Further appellate review granted, 413 Mass. 1102 (1992).
Adverse Possession and Prescription.
Joseph H. Sexton, III, for the defendants.
Richard P. Howe for the plaintiffs.
On the plaintiffs' complaint for trespass and the defendants' counterclaim of adverse possession, the trial judge found that the defendants had used the land with the permission of the plaintiffs' predecessor in title based upon a mutual mistake as to the boundary line. He concluded that, notwithstanding any mistaken belief about the location of the boundary line, the defendants' use was permissive and not adverse. He ordered the defendants to remove their fence within sixty days of the date of the judgment in the plaintiffs favor. We reverse.
There was evidence to show that the parties own adjoining lots. The defendants acquired title to their land in 1957, and the plaintiffs purchased the adjoining lot from the estate of Rose Crane in 1983. Crane died in 1982, having owned the lot since 1948. The defendant Vito J. Selvaggio testified that, in 1960, young children in the neighborhood were causing some problems. He approached Crane to see if she would object were he to put a fence between their properties. Crane told Selvaggio that she would not mind at all and that she was tired of picking up debris, apparently thrown about the yards by neighborhood youngsters as they played. Crane and Selvaggio walked the intended site of the fence and found two markers, one near the front of the lots and the other to the rear. Selvaggio further testified that, in seeking Crane's "consent" to the fence, he was not asking to put the fence on her land. The fence was to be placed on what he believed to be his property. Because the fence was going to be five or six feet high, he went to Crane, who was a very good friend, "just to be neighborly."
After the fence was erected, the defendants planted flowers, trees, and shrubs. They never sought Crane's permission for any of the many plantings because they believed the land to be theirs. When the plaintiffs purchased Crane's property in 1983, they had an engineering survey done which showed that the fence was on their lot, approximately eight to nine feet in from the boundary.
At the conclusion of the evidence, the trial judge stated that he found that the parties had agreed as to the location of the fence, that Crane and the defendants "were mistaken as to where the actual lot line was," and that this mutual mistake was one "which continued through the years." He reasoned that the defendants' possession of the land was permissive, that is, there was consent based upon a mutual mistake.

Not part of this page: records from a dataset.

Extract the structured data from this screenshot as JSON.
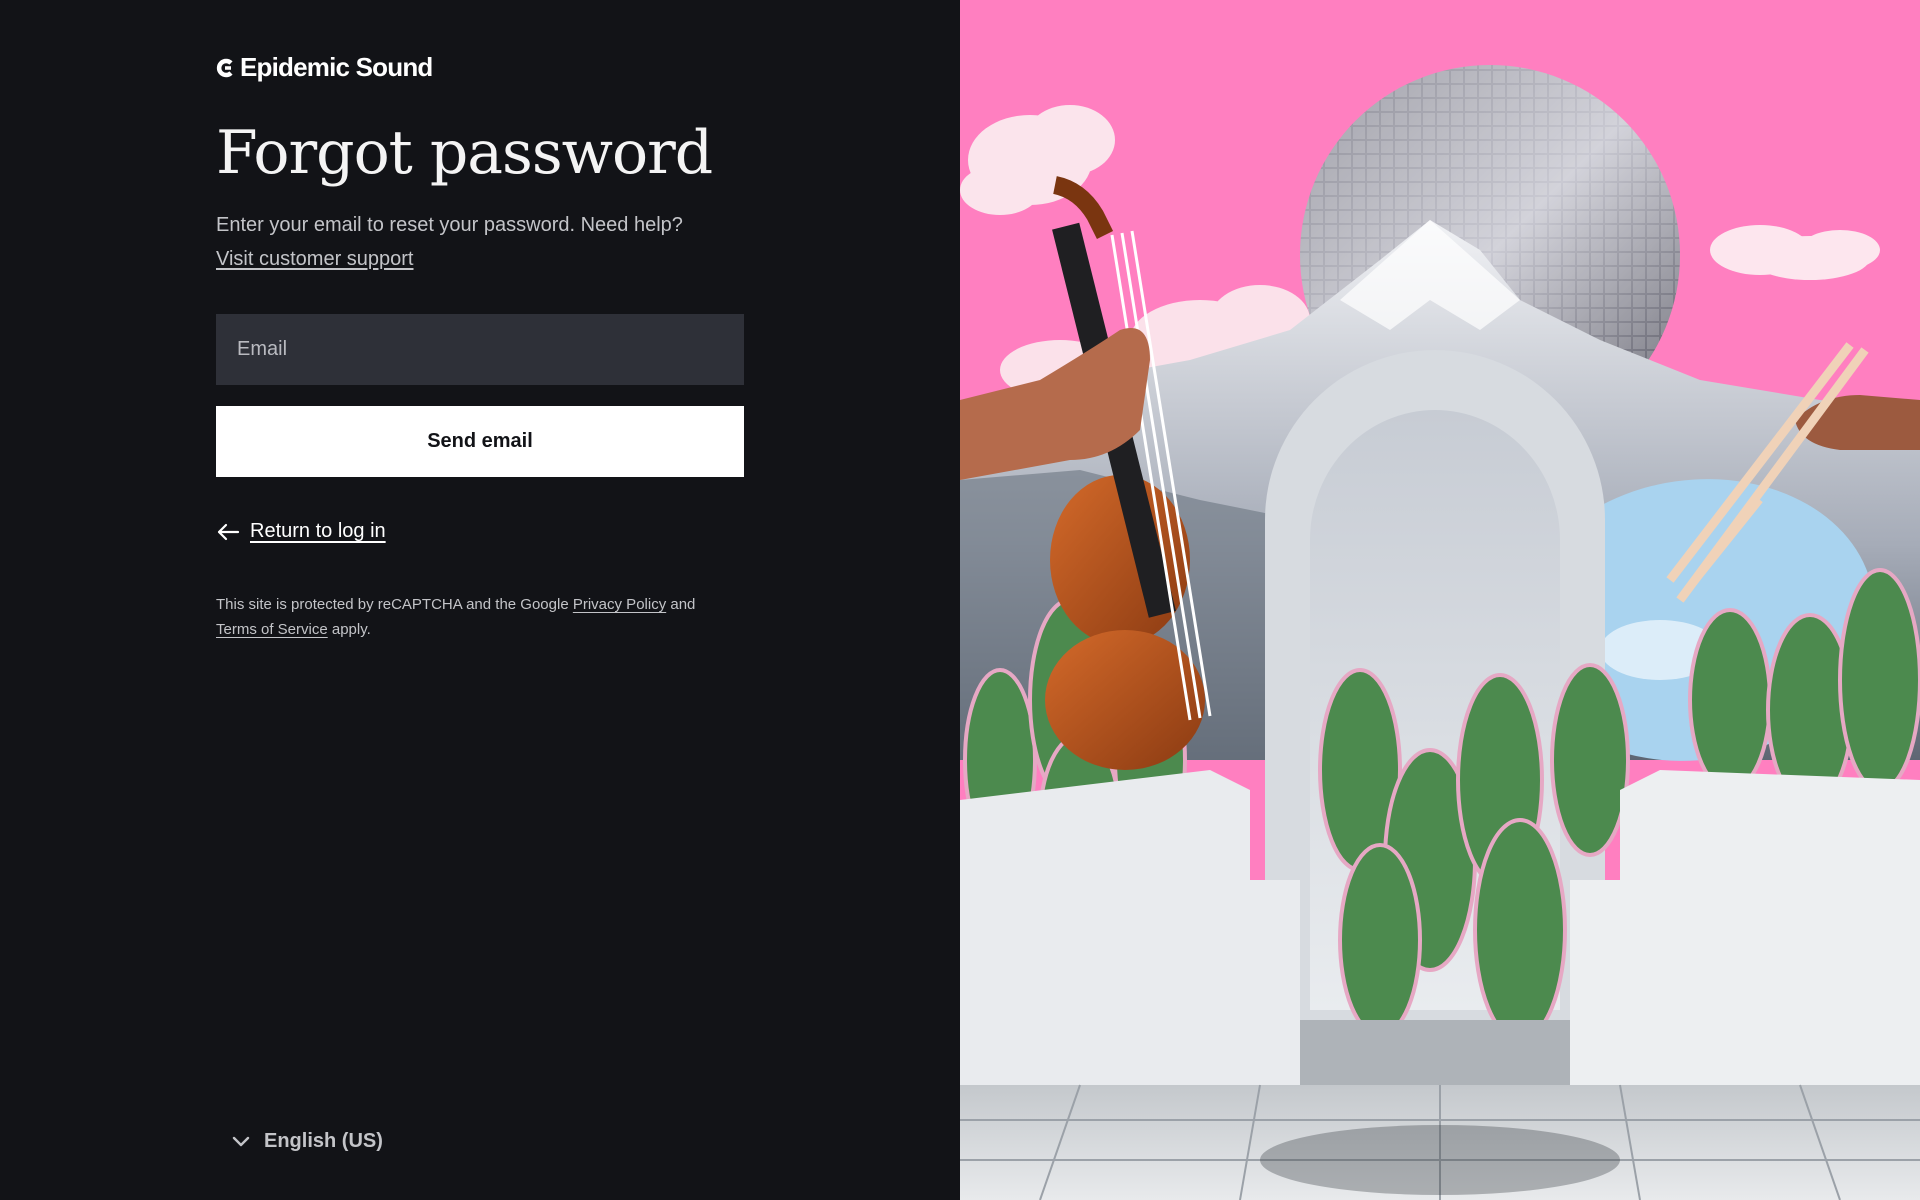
{
  "brand": {
    "name": "Epidemic Sound"
  },
  "form": {
    "title": "Forgot password",
    "subtitle": "Enter your email to reset your password. Need help?",
    "support_link": "Visit customer support",
    "email_placeholder": "Email",
    "send_button": "Send email",
    "return_link": "Return to log in"
  },
  "recaptcha": {
    "prefix": "This site is protected by reCAPTCHA and the Google",
    "privacy_link": "Privacy Policy",
    "middle": "and",
    "terms_link": "Terms of Service",
    "suffix": "apply."
  },
  "language": {
    "selected": "English (US)"
  },
  "icons": {
    "logo": "epidemic-sound-logo-icon",
    "back": "arrow-left-icon",
    "language": "chevron-down-icon"
  },
  "colors": {
    "background": "#121317",
    "input_background": "#2e3038",
    "button_background": "#ffffff",
    "text_primary": "#ffffff",
    "text_secondary": "#c3c4c8",
    "art_sky": "#ff7fc0"
  }
}
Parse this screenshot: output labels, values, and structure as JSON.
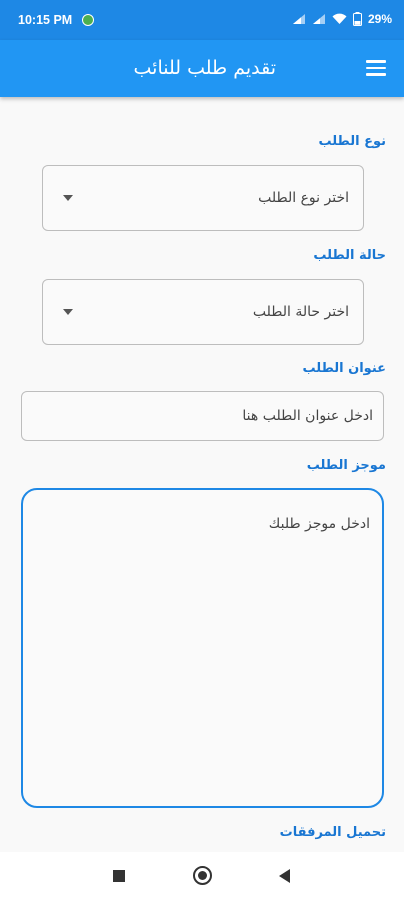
{
  "status_bar": {
    "time": "10:15 PM",
    "battery": "29"
  },
  "app_bar": {
    "title": "تقديم طلب للنائب",
    "menu_icon": "hamburger-menu-icon"
  },
  "form": {
    "request_type": {
      "label": "نوع الطلب",
      "value": "اختر نوع الطلب"
    },
    "request_status": {
      "label": "حالة الطلب",
      "value": "اختر حالة الطلب"
    },
    "request_title": {
      "label": "عنوان الطلب",
      "placeholder": "ادخل عنوان الطلب هنا"
    },
    "request_summary": {
      "label": "موجز الطلب",
      "placeholder": "ادخل موجز طلبك"
    },
    "attachments": {
      "label": "تحميل المرفقات"
    }
  },
  "colors": {
    "primary": "#2196f3",
    "accent": "#1e88e5",
    "label": "#1976d2"
  }
}
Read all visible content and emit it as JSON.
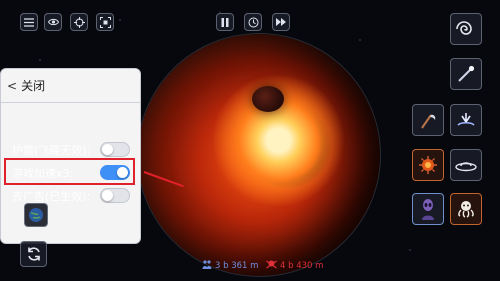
{
  "settings_panel": {
    "back_label": "关闭",
    "rows": [
      {
        "label": "护盾(飞碟无效):",
        "enabled": false
      },
      {
        "label": "游戏加速x3:",
        "enabled": true
      },
      {
        "label": "去广告(已生效):",
        "enabled": false
      }
    ]
  },
  "status_bar": {
    "population": "3 b 361 m",
    "threat": "4 b 430 m",
    "population_color": "#6f8fe0",
    "threat_color": "#e0303a"
  },
  "top_left_icons": [
    "menu-icon",
    "eye-icon",
    "crosshair-icon",
    "screenshot-icon"
  ],
  "top_center_icons": [
    "pause-icon",
    "clock-icon",
    "fast-forward-icon"
  ],
  "right_icons": [
    "galaxy-icon",
    "comet-icon",
    "scythe-icon",
    "shockwave-icon",
    "fireball-icon",
    "ufo-icon",
    "alien-icon",
    "octopus-icon"
  ],
  "accent_colors": {
    "toggle_on": "#3e8ff6",
    "highlight": "#e0202a"
  }
}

Although the trial judge made no express reference to any mutual mistake in his subsequent memorandum of decision, his conclusion, that the defendants' claim of adverse possession was without merit, was based upon the same reasoning: "Both owners agreed on the location of the fence when
it was first constructed. There was no agreement as to the boundary line as it was not discussed."
There is error in the trial judge's conclusion of law that permissive use based upon a mistaken belief as to the location of a boundary line will defeat a claim of adverse possession. The opposite conclusion was required on the facts found by him. "The nature of the use and the resulting occupancy of that part of . . . [a driveway] which encroached on the plaintiffs' land was sufficient to indicate a possession by the defendant under a claim of right. Holmes v. Johnson, 324 Mass. 450 , 454 . Ottavia v. Savarese, 338 Mass. 330 , 334 . It is not material that the right was claimed because of a mistaken belief as to the location of the boundary line between the properties of the plaintiffs and the defendant. The claim of ownership was to the strip of the plaintiffs' land which the defendant was using, and was not limited by an erroneous belief as to titles. Bond v. O'Gara, 177 Mass. 139 , 143 . Jordan v. Riley, 178 Mass. 524 . Van Allen v. Sweet, 239 Mass. 571 , 574-575 . Ottavia v. Savarese, supra [at] 334." Boutin v. Perreault, 343 Mass. 329 , 331-332 (1961). See also Wood v. Quintin, 328 Mass. 118 (1951).
It follows from the trial judge's findings and the law, that the judgment must be reversed and a new judgment entered providing that the defendants have acquired title to the land in dispute by reason of adverse possession.
[Note 1] Gail J. Kendall.
[Note 2] Vasilike Selvaggio.